- [Work instruction]: Using the entries below, give the count of lines that hold "company". Say nothing besides the number.

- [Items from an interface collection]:

──────

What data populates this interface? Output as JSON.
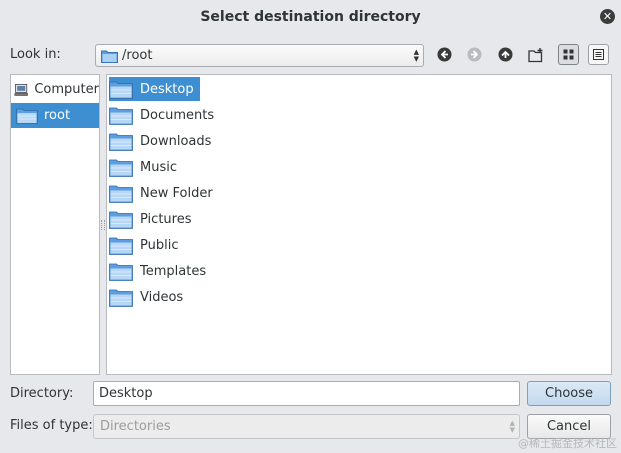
{
  "window": {
    "title": "Select destination directory",
    "close_icon": "close-icon"
  },
  "toolbar": {
    "look_in_label": "Look in:",
    "path": "/root",
    "buttons": [
      "back-icon",
      "forward-icon",
      "up-icon",
      "new-folder-icon",
      "icon-view-icon",
      "detail-view-icon"
    ]
  },
  "sidebar": {
    "items": [
      {
        "label": "Computer",
        "icon": "computer-icon",
        "selected": false
      },
      {
        "label": "root",
        "icon": "folder-icon",
        "selected": true
      }
    ]
  },
  "files": {
    "items": [
      {
        "label": "Desktop",
        "selected": true
      },
      {
        "label": "Documents",
        "selected": false
      },
      {
        "label": "Downloads",
        "selected": false
      },
      {
        "label": "Music",
        "selected": false
      },
      {
        "label": "New Folder",
        "selected": false
      },
      {
        "label": "Pictures",
        "selected": false
      },
      {
        "label": "Public",
        "selected": false
      },
      {
        "label": "Templates",
        "selected": false
      },
      {
        "label": "Videos",
        "selected": false
      }
    ]
  },
  "footer": {
    "directory_label": "Directory:",
    "directory_value": "Desktop",
    "types_label": "Files of type:",
    "types_value": "Directories",
    "choose_label": "Choose",
    "cancel_label": "Cancel"
  },
  "watermark": "@稀土掘金技术社区",
  "colors": {
    "selection": "#3d8fd1",
    "background": "#e7e8eb",
    "folder": "#6aa9e6"
  }
}
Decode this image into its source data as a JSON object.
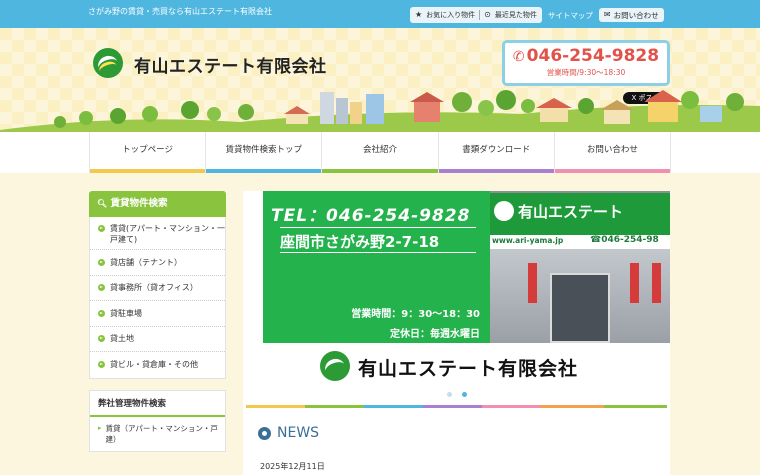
{
  "topbar": {
    "tagline": "さがみ野の賃貸・売買なら有山エステート有限会社",
    "favorites": "お気に入り物件",
    "recent": "最近見た物件",
    "sitemap": "サイトマップ",
    "contact": "お問い合わせ"
  },
  "header": {
    "company": "有山エステート有限会社",
    "phone": "046-254-9828",
    "hours": "営業時間/9:30〜18:30",
    "post_button": "X ポスト"
  },
  "nav": {
    "items": [
      {
        "label": "トップページ",
        "color": "#f2c94c"
      },
      {
        "label": "賃貸物件検索トップ",
        "color": "#4fb6e0"
      },
      {
        "label": "会社紹介",
        "color": "#8ac43f"
      },
      {
        "label": "書類ダウンロード",
        "color": "#a97fd0"
      },
      {
        "label": "お問い合わせ",
        "color": "#f08fb0"
      }
    ]
  },
  "sidebar": {
    "search_title": "賃貸物件検索",
    "items": [
      "賃貸(アパート・マンション・一戸建て)",
      "貸店舗（テナント）",
      "貸事務所（貸オフィス）",
      "貸駐車場",
      "貸土地",
      "貸ビル・貸倉庫・その他"
    ],
    "managed_title": "弊社管理物件検索",
    "managed_items": [
      "賃貸（アパート・マンション・戸建）"
    ]
  },
  "slide": {
    "tel": "TEL：046-254-9828",
    "address": "座間市さがみ野2-7-18",
    "hours": "営業時間：9：30〜18：30",
    "closed": "定休日：毎週水曜日",
    "sign_text": "有山エステート",
    "sign_url": "www.ari-yama.jp",
    "sign_tel": "☎046-254-98",
    "company": "有山エステート有限会社"
  },
  "news": {
    "title": "NEWS",
    "date": "2025年12月11日"
  },
  "colors": {
    "accent_blue": "#4fb6e0",
    "accent_green": "#8ac43f",
    "phone_red": "#e1524a"
  }
}
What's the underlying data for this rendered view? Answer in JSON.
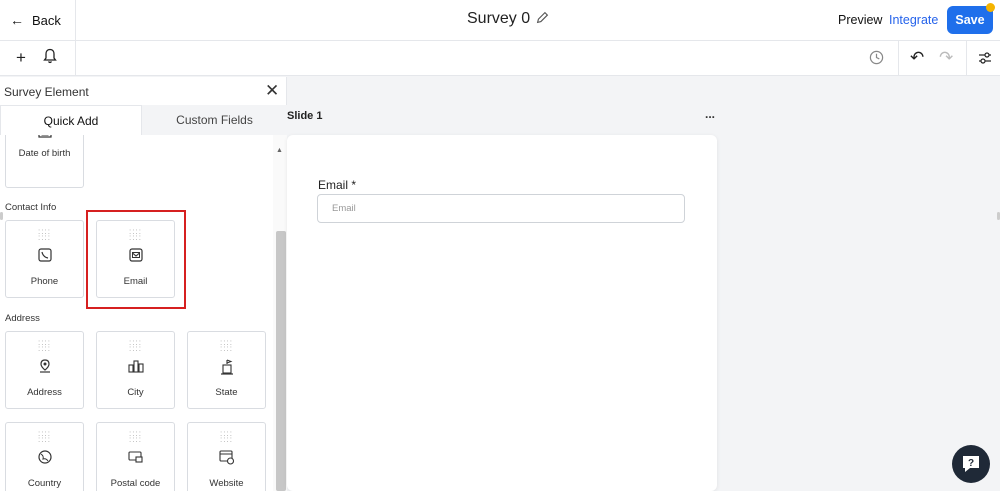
{
  "header": {
    "back_label": "Back",
    "survey_title": "Survey 0",
    "preview_label": "Preview",
    "integrate_label": "Integrate",
    "save_label": "Save",
    "accent_color": "#1f6feb",
    "notification_dot_color": "#f5b400"
  },
  "toolbar": {
    "icons": [
      "plus-icon",
      "bell-icon",
      "history-icon",
      "undo-icon",
      "redo-icon",
      "settings-sliders-icon"
    ]
  },
  "panel": {
    "title": "Survey Element",
    "tabs": [
      {
        "label": "Quick Add",
        "active": true
      },
      {
        "label": "Custom Fields",
        "active": false
      }
    ],
    "sections": [
      {
        "label": "",
        "items": [
          {
            "label": "Date of birth",
            "icon": "calendar-icon"
          }
        ]
      },
      {
        "label": "Contact Info",
        "items": [
          {
            "label": "Phone",
            "icon": "phone-icon"
          },
          {
            "label": "Email",
            "icon": "email-icon",
            "highlighted": true
          }
        ]
      },
      {
        "label": "Address",
        "items": [
          {
            "label": "Address",
            "icon": "location-pin-icon"
          },
          {
            "label": "City",
            "icon": "city-icon"
          },
          {
            "label": "State",
            "icon": "state-building-icon"
          },
          {
            "label": "Country",
            "icon": "globe-icon"
          },
          {
            "label": "Postal code",
            "icon": "postal-icon"
          },
          {
            "label": "Website",
            "icon": "website-icon"
          }
        ]
      }
    ],
    "highlight_color": "#d62020"
  },
  "canvas": {
    "slide_label": "Slide 1",
    "slide_menu": "...",
    "field": {
      "label": "Email *",
      "placeholder": "Email"
    }
  }
}
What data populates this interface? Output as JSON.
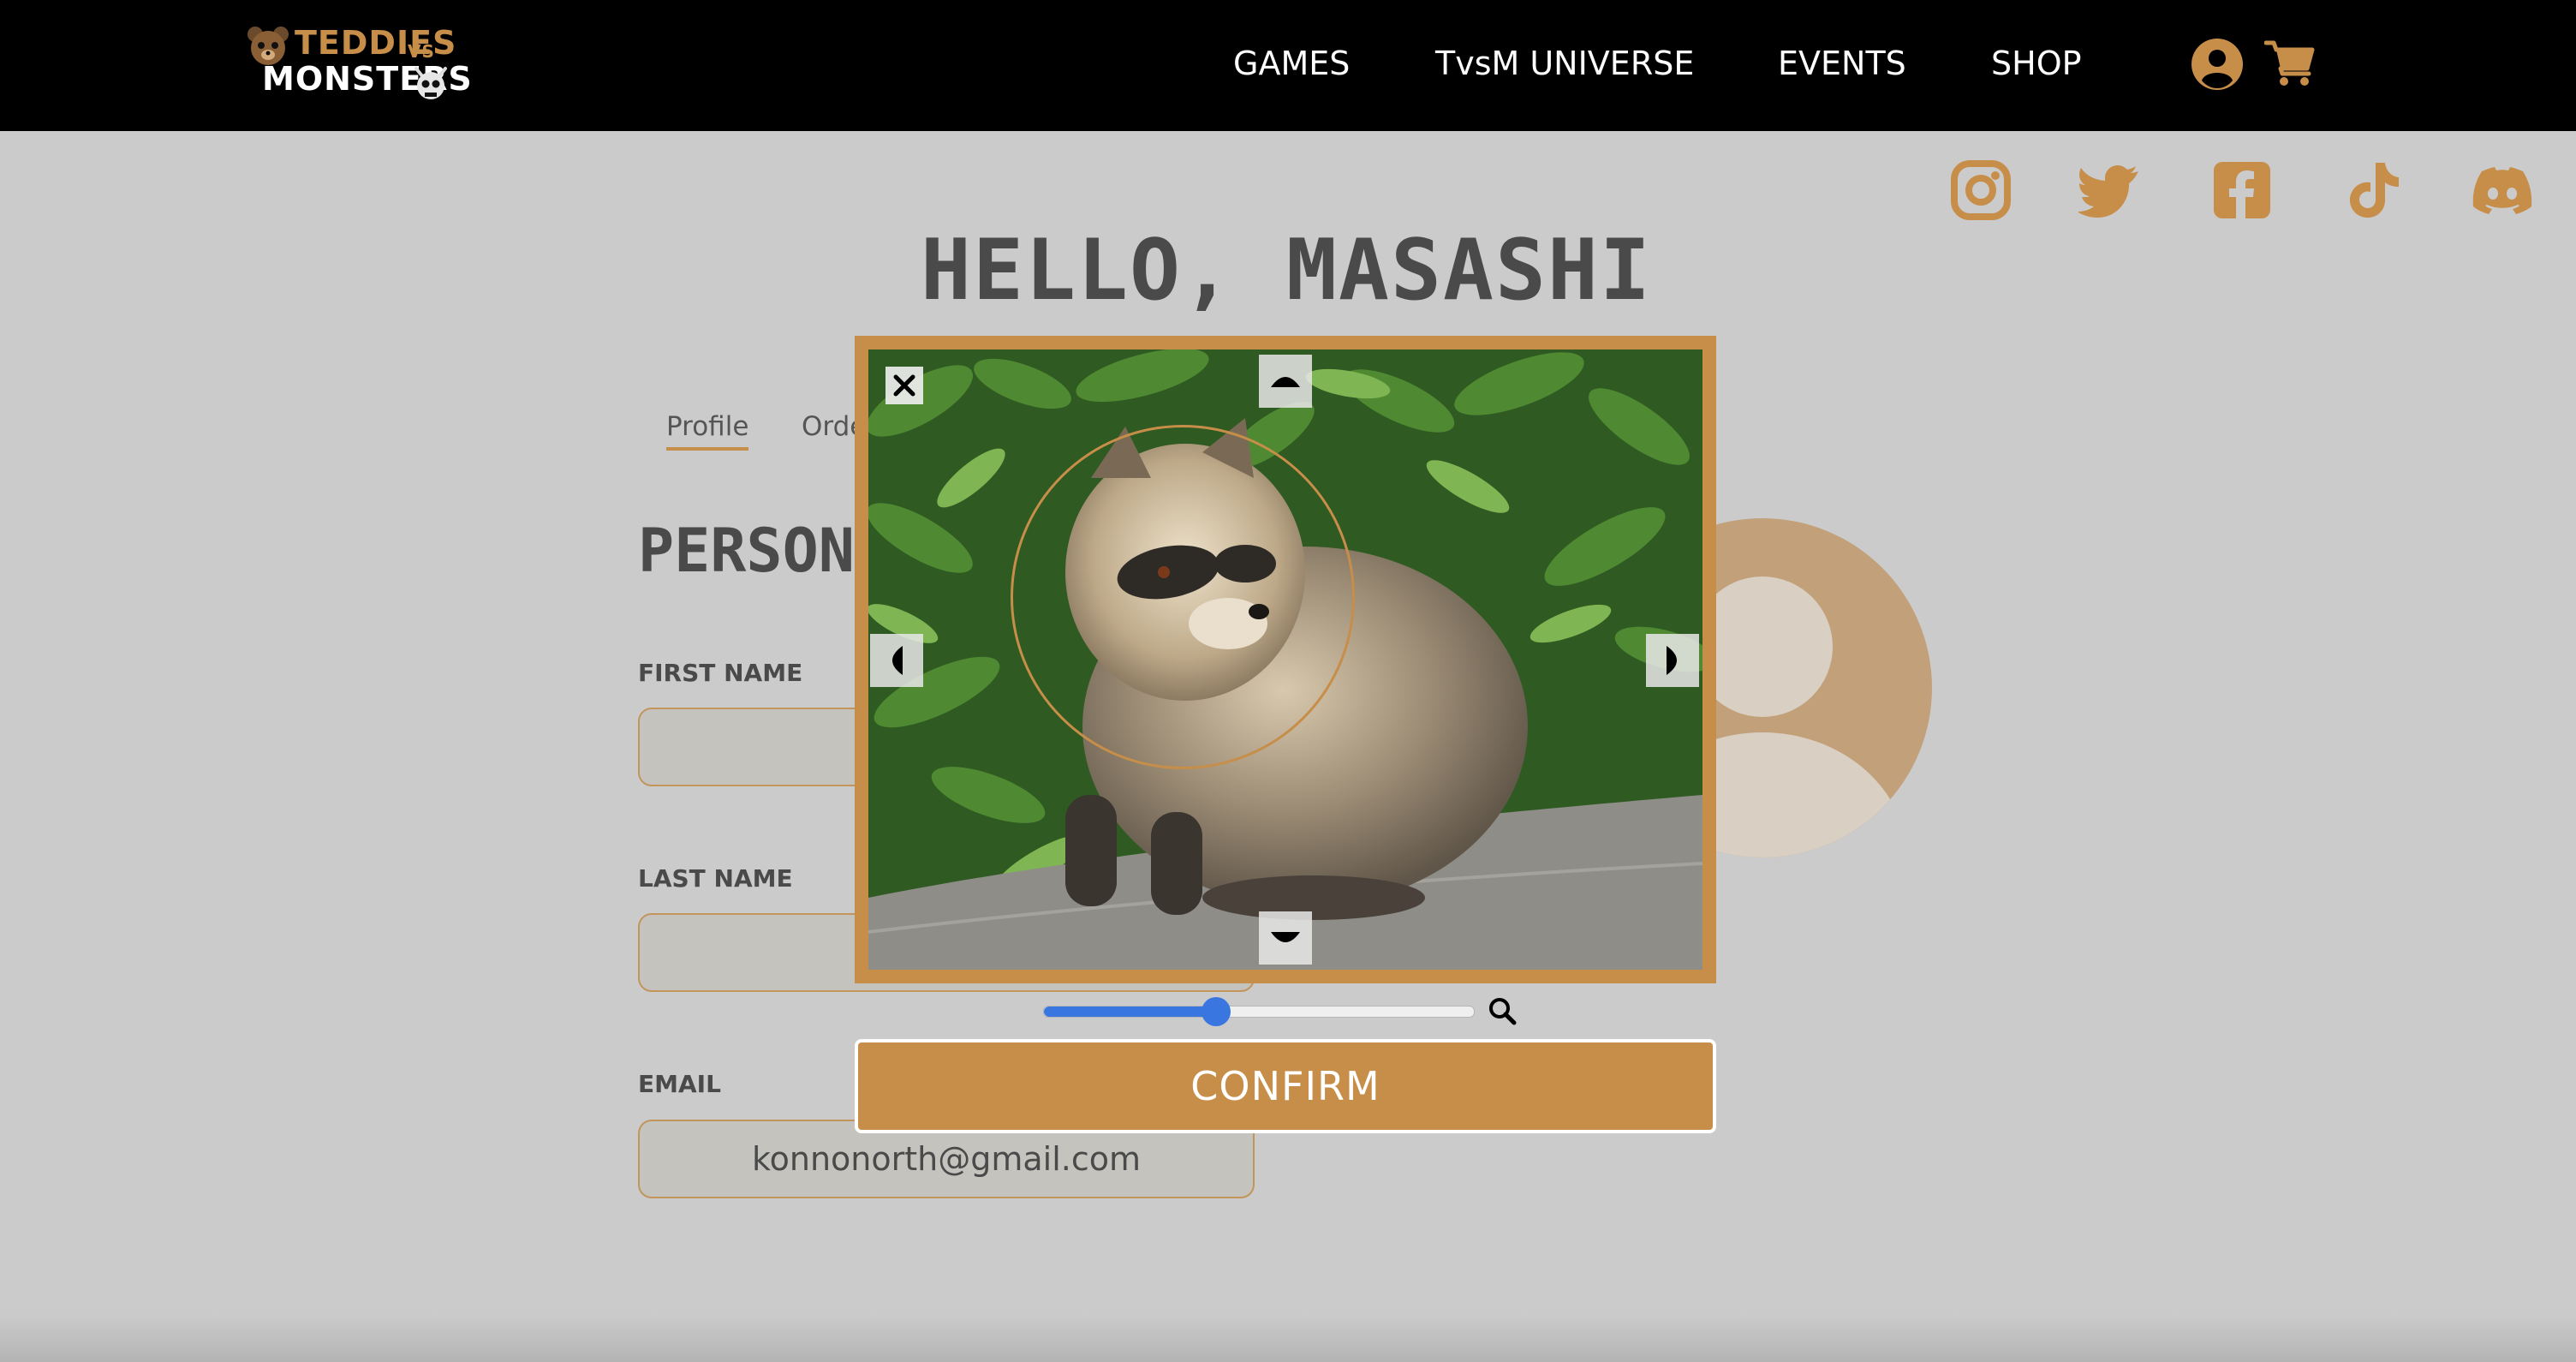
{
  "brand": {
    "logo_line1": "TEDDIES",
    "logo_vs": "VS",
    "logo_line2": "MONSTERS"
  },
  "nav": {
    "items": [
      "GAMES",
      "TvsM UNIVERSE",
      "EVENTS",
      "SHOP"
    ],
    "icons": [
      "account-icon",
      "cart-icon"
    ]
  },
  "social": {
    "icons": [
      "instagram-icon",
      "twitter-icon",
      "facebook-icon",
      "tiktok-icon",
      "discord-icon"
    ]
  },
  "profile": {
    "greeting": "HELLO, MASASHI",
    "tabs": [
      "Profile",
      "Orde"
    ],
    "section_title": "PERSONA",
    "fields": [
      {
        "label": "FIRST NAME",
        "value": ""
      },
      {
        "label": "LAST NAME",
        "value": ""
      },
      {
        "label": "EMAIL",
        "value": "konnonorth@gmail.com"
      }
    ]
  },
  "cropper": {
    "zoom_fraction": 0.4,
    "confirm_label": "CONFIRM",
    "icons": [
      "close-icon",
      "arrow-up-icon",
      "arrow-down-icon",
      "arrow-left-icon",
      "arrow-right-icon",
      "zoom-icon"
    ]
  },
  "colors": {
    "brand": "#c68e49",
    "topbar": "#000000",
    "background": "#cbcbcb",
    "slider": "#3a76e0"
  }
}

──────

- [Solution to the exercise]: 2